## MATERIAL FOR THIS EXERCISE
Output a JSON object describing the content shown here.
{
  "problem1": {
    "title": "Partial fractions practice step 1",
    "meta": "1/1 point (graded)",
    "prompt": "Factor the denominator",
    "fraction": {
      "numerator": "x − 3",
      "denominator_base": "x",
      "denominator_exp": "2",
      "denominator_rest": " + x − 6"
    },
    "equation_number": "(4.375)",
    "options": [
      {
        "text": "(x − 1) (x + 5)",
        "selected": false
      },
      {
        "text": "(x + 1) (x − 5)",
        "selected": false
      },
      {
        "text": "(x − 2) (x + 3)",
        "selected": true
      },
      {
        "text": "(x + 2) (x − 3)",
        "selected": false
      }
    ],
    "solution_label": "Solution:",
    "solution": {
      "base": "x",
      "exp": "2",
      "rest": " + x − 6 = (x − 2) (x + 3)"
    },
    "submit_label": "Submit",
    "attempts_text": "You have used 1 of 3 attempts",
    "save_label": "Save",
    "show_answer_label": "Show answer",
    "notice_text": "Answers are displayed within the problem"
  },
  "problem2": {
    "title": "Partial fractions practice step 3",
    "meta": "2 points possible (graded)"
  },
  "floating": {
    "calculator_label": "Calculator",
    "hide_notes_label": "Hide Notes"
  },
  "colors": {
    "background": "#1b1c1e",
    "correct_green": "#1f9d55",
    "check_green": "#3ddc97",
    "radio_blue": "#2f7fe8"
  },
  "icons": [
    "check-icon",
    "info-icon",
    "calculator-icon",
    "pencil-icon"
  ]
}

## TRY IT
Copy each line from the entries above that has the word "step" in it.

## REPLY TO THE EXERCISE
    "title": "Partial fractions practice step 1",
    "title": "Partial fractions practice step 3",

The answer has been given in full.